Probate in Florida
It’s never comforting to deal with the passing of a relative or life partner. The issue of how to deal with your loved one’s estate can only add to the stress. At the time when an individual passes on, they don’t frequently leave their issues in the proper condition. There is a will now and again, however, there may be issues with it. There are times when there isn’t any will whatsoever. Assuming that there are significant resources included and you are a potential successor, you might require help with filling out the proper Florida probate forms with the assistance of a Florida Probate Legal Document Preparer and may not be familiar with the Florida probate and estate administration procedures.
When is it Necessary for you to Probate an Estate?
If your loved one designated a recipient to inherit their assets and expressed their wishes in a will and actually passed on with resources exclusively in their name, the assets would need to go through probate. This is the lawful court system by which a will is approved. This might seem like an arduous and lengthy process, especially if you have no real legal experience.
The court-managed course of settling a decedent’s monetary issues is known as probate administration. Probate administration isn’t needed all the time. Many decedents don’t need to have their assets probated; however, if the decedent had no resources in his name at the time of his demise, this would be a determining factor as to why probate isn’t required. Probate may not be essential assuming that a decedent’s land, banking, and different resources are possessed together with someone else. It all depends on how the assets are titled, etc.
Who Owns the Assets of the Decedent?
The answer is actually quite simple. The estate is essentially in the hands of the probate court. It is the responsibility of the petitioner in a small estate probate matter to ascertain and gather all the information with respect to the decedent’s family members, banks, and different assets. The petitioner will need to provide all such information to the Court and all designated beneficiaries of the estate.

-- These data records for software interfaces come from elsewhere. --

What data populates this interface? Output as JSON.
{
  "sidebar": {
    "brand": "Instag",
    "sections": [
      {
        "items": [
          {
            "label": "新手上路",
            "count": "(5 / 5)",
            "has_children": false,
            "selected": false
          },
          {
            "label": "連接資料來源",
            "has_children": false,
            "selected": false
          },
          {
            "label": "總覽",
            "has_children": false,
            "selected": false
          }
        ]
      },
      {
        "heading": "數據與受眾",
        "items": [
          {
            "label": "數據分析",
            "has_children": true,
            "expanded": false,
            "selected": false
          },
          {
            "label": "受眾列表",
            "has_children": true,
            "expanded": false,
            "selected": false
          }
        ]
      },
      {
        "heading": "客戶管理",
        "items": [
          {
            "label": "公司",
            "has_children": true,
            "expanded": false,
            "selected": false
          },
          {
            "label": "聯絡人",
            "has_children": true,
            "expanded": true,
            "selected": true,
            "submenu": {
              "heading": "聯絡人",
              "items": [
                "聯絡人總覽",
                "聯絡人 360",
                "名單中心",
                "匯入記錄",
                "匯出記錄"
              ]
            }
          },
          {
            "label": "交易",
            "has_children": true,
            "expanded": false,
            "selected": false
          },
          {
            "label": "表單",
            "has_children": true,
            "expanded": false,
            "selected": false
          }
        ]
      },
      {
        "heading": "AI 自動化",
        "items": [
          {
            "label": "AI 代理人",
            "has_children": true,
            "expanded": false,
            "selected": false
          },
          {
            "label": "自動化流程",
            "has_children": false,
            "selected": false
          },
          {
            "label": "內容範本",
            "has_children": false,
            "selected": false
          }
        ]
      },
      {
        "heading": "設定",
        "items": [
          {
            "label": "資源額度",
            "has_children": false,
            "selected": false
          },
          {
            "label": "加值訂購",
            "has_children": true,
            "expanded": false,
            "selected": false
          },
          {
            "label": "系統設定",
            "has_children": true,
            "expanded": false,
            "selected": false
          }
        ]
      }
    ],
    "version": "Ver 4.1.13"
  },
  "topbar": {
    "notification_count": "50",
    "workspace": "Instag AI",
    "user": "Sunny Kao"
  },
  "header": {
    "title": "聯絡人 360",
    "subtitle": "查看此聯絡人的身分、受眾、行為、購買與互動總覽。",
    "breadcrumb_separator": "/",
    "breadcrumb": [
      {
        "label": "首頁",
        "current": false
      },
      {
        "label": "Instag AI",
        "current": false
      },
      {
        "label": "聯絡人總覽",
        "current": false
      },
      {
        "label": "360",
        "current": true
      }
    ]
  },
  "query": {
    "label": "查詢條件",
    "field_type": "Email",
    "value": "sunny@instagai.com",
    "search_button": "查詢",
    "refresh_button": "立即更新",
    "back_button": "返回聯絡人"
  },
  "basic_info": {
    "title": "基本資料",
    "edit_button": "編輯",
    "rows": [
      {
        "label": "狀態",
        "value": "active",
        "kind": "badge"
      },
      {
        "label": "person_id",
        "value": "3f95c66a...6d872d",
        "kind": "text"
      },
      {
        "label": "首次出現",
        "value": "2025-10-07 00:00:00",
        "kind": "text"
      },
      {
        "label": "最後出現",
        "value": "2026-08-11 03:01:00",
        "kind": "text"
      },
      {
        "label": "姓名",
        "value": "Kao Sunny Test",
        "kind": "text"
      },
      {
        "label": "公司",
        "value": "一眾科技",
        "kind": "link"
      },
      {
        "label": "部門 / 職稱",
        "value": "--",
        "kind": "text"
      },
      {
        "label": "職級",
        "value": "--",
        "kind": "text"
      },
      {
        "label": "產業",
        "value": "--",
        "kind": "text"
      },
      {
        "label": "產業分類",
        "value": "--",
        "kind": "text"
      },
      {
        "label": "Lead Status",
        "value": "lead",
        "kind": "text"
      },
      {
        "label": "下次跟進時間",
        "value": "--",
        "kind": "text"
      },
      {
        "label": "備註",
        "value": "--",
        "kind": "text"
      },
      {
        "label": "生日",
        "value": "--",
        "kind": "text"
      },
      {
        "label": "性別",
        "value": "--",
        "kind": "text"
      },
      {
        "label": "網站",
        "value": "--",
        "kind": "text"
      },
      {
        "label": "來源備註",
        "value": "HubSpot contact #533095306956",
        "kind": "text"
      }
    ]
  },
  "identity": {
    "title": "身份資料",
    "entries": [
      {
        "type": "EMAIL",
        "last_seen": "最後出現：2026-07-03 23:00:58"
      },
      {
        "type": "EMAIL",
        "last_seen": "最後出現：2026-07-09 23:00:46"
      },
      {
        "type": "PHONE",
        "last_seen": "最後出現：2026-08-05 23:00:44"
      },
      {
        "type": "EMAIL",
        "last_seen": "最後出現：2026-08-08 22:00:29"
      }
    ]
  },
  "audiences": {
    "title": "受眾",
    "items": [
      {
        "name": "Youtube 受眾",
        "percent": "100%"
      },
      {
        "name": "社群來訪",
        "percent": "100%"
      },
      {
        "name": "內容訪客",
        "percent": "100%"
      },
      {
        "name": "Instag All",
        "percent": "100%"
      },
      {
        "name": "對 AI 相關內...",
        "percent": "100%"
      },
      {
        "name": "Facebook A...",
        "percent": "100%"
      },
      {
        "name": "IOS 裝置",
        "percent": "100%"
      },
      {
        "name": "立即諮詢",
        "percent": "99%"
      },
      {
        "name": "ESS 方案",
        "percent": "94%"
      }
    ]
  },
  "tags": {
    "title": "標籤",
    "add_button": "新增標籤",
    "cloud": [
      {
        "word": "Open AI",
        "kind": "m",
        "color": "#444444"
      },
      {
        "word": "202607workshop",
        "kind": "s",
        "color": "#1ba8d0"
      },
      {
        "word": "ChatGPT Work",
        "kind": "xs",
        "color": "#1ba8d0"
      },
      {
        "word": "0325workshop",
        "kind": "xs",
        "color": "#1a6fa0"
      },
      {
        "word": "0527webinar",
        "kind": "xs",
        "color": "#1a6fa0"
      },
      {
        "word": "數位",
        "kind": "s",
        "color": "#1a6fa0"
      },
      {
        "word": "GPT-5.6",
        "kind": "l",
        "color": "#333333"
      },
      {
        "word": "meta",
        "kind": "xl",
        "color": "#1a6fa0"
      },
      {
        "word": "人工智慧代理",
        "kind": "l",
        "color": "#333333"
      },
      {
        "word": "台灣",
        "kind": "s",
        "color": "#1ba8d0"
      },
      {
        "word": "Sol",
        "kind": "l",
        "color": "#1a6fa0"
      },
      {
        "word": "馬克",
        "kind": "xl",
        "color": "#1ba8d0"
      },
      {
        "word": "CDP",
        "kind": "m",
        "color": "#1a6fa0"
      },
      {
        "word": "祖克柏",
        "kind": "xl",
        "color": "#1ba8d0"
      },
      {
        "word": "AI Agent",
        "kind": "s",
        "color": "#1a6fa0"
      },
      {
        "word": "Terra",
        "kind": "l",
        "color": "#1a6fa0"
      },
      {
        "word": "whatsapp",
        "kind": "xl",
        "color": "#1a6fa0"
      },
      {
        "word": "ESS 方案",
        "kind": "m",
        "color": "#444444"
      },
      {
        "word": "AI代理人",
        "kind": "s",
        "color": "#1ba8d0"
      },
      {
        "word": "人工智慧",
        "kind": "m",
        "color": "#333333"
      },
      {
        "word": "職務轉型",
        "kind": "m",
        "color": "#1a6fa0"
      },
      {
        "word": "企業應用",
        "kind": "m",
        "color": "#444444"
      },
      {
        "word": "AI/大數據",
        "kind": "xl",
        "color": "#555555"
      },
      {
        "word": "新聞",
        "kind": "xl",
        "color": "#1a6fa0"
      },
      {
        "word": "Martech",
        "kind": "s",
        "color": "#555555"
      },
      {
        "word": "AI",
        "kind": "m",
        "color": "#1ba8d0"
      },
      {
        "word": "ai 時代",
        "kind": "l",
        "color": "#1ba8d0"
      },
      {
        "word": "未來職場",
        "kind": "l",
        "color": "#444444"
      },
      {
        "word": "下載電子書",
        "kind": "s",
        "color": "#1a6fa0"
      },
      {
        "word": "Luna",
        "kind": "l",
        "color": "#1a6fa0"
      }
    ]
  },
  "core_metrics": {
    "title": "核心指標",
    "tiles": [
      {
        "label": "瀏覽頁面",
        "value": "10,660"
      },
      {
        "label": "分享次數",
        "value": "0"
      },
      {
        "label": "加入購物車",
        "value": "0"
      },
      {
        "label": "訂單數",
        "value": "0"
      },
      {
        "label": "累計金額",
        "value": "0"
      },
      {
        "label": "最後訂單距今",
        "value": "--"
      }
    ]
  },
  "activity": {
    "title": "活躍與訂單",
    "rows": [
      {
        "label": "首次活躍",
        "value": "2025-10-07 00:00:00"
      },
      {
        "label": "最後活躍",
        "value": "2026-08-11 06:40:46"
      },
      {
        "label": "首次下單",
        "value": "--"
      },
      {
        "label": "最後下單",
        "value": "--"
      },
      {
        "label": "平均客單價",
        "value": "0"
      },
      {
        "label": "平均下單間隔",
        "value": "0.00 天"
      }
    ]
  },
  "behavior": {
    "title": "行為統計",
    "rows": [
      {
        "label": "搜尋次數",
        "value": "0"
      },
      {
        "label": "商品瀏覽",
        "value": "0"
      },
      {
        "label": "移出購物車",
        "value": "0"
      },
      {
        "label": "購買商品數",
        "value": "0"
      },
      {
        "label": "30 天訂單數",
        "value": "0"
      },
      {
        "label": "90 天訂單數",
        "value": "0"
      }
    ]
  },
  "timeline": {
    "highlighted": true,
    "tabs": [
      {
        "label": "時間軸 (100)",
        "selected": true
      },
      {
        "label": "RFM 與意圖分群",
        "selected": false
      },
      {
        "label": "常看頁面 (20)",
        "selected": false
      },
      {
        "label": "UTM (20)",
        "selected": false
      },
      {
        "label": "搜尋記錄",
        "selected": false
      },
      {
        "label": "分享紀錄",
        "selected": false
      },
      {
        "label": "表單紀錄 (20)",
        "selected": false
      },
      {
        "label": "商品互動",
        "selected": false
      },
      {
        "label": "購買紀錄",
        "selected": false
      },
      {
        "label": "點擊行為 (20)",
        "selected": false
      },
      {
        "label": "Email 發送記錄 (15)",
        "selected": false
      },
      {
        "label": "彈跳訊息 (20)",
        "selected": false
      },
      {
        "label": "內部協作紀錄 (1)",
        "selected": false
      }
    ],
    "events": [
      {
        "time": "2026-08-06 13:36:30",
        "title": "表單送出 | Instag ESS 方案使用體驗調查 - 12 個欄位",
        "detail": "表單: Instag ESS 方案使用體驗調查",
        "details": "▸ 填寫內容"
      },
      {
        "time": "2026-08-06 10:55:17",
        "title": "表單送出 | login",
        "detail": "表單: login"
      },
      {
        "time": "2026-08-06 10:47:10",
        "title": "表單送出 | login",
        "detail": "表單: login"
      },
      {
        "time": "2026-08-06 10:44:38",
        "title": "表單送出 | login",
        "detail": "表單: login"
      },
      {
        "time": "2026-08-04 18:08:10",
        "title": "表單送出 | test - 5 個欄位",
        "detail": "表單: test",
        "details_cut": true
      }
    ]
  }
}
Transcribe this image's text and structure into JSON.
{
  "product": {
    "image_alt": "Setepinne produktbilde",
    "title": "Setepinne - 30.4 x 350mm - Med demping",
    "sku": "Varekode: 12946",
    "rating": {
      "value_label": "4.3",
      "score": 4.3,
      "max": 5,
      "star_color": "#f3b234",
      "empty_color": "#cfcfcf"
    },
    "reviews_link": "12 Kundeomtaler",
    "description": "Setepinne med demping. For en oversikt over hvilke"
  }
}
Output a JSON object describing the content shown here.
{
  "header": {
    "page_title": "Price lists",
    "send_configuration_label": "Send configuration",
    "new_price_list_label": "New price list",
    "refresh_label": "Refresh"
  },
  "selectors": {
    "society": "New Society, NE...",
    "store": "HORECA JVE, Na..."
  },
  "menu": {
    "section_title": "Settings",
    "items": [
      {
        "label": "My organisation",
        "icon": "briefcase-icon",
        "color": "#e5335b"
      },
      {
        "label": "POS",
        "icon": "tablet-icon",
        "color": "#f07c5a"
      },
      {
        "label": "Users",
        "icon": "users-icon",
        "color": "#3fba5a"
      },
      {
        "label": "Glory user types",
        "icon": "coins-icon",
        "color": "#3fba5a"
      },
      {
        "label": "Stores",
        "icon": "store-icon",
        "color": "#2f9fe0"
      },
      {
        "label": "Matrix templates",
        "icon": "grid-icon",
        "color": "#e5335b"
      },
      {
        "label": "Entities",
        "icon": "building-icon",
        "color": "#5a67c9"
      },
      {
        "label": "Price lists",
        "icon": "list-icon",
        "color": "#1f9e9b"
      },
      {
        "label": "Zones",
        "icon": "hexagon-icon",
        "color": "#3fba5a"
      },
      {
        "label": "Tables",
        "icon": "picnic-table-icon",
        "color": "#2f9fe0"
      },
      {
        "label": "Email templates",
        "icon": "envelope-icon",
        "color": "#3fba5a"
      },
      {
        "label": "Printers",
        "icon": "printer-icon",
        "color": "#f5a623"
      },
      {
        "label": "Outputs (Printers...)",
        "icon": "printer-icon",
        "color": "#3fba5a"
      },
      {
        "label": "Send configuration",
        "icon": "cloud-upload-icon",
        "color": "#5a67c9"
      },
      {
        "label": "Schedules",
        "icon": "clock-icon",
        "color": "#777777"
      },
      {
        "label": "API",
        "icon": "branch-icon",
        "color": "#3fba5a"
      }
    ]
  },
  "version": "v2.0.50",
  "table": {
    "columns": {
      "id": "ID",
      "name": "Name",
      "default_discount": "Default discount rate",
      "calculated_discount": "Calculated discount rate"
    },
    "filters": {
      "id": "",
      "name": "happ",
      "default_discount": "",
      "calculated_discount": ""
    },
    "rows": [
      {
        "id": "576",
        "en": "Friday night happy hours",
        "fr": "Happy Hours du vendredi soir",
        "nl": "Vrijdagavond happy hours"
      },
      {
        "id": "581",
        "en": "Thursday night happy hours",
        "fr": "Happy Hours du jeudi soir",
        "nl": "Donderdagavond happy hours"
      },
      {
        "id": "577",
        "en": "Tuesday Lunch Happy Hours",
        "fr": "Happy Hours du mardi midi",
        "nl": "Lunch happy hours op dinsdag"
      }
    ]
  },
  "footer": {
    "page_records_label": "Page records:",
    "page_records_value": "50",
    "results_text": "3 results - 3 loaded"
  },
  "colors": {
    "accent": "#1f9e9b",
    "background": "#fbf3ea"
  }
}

Imagine a scenario where the Decedent had monetary commitments. Recognizing the decedent’s lenders and intending to settle the decedent’s obligations is a piece of the Florida probate administration process.
Lenders should ordinarily be paid before any beneficiaries get their inheritance, as indicated by Florida probate law and Florida Rules of Procedure. There are, notwithstanding, deviations to these essential rules for specific classifications of resources (like estate, vehicles, and other excluded property).
Types of Probate Administration in Florida:
There are different kinds of Florida probate processes, every one of which depends on the details of the situation. The only type of probate that requires a Florida attorney is a Formal Administration. Otherwise, you can represent yourself and utilize the services of a Florida Nonlawyer who is knowledgeable in probate matters.
The various types of probate in Florida include:
Disposition Without Administration – A judicial process for managing an individual who has died and whose resources do not require the need for administration is called a disposition without organization. This process is seldom used since it is rarely applicable to specific conditions.
A short and simpler version of probate is considered a Florida Summary Administration. It applies to those scenarios when the deceased has been dead for more than two years and/or the entire worth of the decedent’s property is less than $75,000.00. This does not include exempt assets such as homestead real property, etc. This type of probate is more common and, in many instances, is handled by a Florida Legal Document Preparer who assists pro se or self-represented individuals doing it alone without the need for legal counsel.
A Florida Ancillary Administration is the type of probate process wherein the decedent was not a resident of Florida; however, had assets in Florida that need to be probated, usually real estate. In order to qualify for Ancillary Administration, the assets cannot go over $75,000.00, and/or the decedent has been dead for more than two years. This type of probate is also very common and many beneficiaries and/or heirs tend to obtain the services of a Florida Probate Document Specialist. This allows them to save on legal fees and do this with peace of mind and all electronically without the need to leave their home.
The most expensive type of Florida probate is the Formal Administration which is generally utilized for large estates. Pursuant to the State of Florida, this is the only type of probate that requires you to obtain the services of a Florida Bar attorney to represent you. As such, South Florida Legal Doc Prep Services does not offer these services if you need a formal administration.
Once you have determined the type of probate administration you need in Florida and have already obtained any legal advice you may need, please contact South Florida Legal Doc Prep Services today. We can get started immediately on your summary administration forms and even assist you in efiling the documents with any county court in Florida. Call us today at (954) 532-5476. We offer low-cost flat fees and have an extremely fast turn-around-time. Don’t wait.
This blog does not constitute legal advice and does not establish an attorney-client relationship.
If you need legal advice, please contact a lawyer directly.